Worst things first. The plan threatens to eviscerate Medicare by privatizing it—with vouchers that, absent some sort of cost-control miracle, would fall further and further behind the rising cost of health insurance. And to make that miracle even less likely, House Republicans want to repeal every cost-containment measure enacted in last year's health-reform legislation. ...
Then there's Medicaid, which is a lifeline for the poor. House Republicans want to turn it into a block grant, underfund it, and let the 50 states figure it out. Make your own judgment about how well your state would cope. ...
The sums involved are huge. ... According to the Center on Budget and Policy Priorities, about two-thirds of Mr. Ryan's so-called courageous budget cuts would come from programs serving low- and moderate-income Americans, while the rich would gain from copious tax cuts. That's courage?
This reverse-Robin Hood redistribution is bad enough in the abstract. ... But was such class warfare necessary...? Absolutely not. Both President Obama's plan and the Bowles-Simpson plan achieve comparable deficit reduction without further gilding the New Gilded Age.
8--Dollar's destruction saves markets, Phil's Stock World
Excerpt: The Dollar is down from 76 yesterday to 74.5 this morning, a stunning 2% drop for a currency in a country that didn’t have an earthquake or a revolution overnight. 75.63 was our low of last November (a one-day spike and we were back at 81 by the end of the month as the market fell apart) and before that we only touched 74.23 briefly in November of 2009 (it’s a bad month for the Dollar) and we flew up from there to 78 in December and 80 in January....
As David Fry notes: "Monday’s S&P debt downgrade shocker is quickly old news and steamrolled by freshly minted cash (POMO) with ideas of more to come. Keeping money printing presses on high was a green light to sell the dollar which always causes commodities to rise. Why is that a good thing The Fed is also rumored to be selling puts on Treasury bonds to keep rates low combined with maintaining the bogus inflationary “core rate” to keep you mesmerized.
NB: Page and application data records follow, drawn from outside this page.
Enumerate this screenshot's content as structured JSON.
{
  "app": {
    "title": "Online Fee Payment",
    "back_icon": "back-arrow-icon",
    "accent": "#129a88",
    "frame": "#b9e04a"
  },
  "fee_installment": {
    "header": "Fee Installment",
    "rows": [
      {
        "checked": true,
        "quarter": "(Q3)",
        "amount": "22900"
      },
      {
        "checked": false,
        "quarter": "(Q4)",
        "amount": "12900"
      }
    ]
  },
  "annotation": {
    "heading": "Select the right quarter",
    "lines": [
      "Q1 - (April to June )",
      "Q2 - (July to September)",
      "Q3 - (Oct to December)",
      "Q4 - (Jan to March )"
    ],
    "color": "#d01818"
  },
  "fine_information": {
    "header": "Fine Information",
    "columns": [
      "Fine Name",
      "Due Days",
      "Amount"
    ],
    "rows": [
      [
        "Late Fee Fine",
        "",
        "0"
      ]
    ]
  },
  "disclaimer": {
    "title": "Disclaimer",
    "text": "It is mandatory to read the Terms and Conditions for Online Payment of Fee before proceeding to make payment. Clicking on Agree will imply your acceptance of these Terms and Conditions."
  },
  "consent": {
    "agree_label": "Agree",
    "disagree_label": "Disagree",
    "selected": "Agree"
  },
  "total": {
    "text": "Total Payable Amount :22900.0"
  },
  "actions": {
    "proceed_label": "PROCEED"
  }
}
It’s some Orwellian-speak to keep the masses happy even though they see the disconnect at the pump and check-out counter."
That disconnect this morning sent gold over $1,500 per ounce and oil touched $110 a barrel where, of course, we are shorting it (very tight stops). Unfortunately, the hawks may shriek louder, but the doves have the power at the fed and investors tend to overestimate the influence of the hawkish side of the Fed, according to former Fed economist Roberto Perli, who explains why Fed Funds futures consistently predict more and earlier tightening than actually occurs.
9--The speculative boom in borrowing continues, Pragmatic Capitalism
Excerpt: When the Fed initiated QE2 they had visions of lower interest rates in mind. This would result from “portfolio rebalancing” and these lower borrowing costs would lead to higher economic activity as businesses took advantage of the low rates to invest in their businesses. The St Louis Fed recently described this as one of the primary goals of QE:
“As prices increase, interest rates fall. As interest rates fall, the cost to businesses for financing capital investments, such as new equipment, decreases. Over time, new business investments should bolster economic activity, create new jobs, and reduce the unemployment rate.”
Of course, that’s not exactly how things played out. While the academics like to point to real interest rates as proof of success of QE, the real proof is in the pudding. And the pudding doesn’t taste so good. Total borrowing at commercial banks has continued its steady descent downward. There has been a net decline in total borrowing since QE2 began.
But what QE2 has done is spark a mania in speculation. And according to the NYSE’s margin data there is near record borrowing occurring. According to the March data margin debt is quickly approaching its all-time highs. As I noted last week, this surge in borrowing is not a sign that QE is “working”, but rather, a sign that it is only fueling the very same sort of imbalances and unproductive economic activity that got us into this crisis in the first place.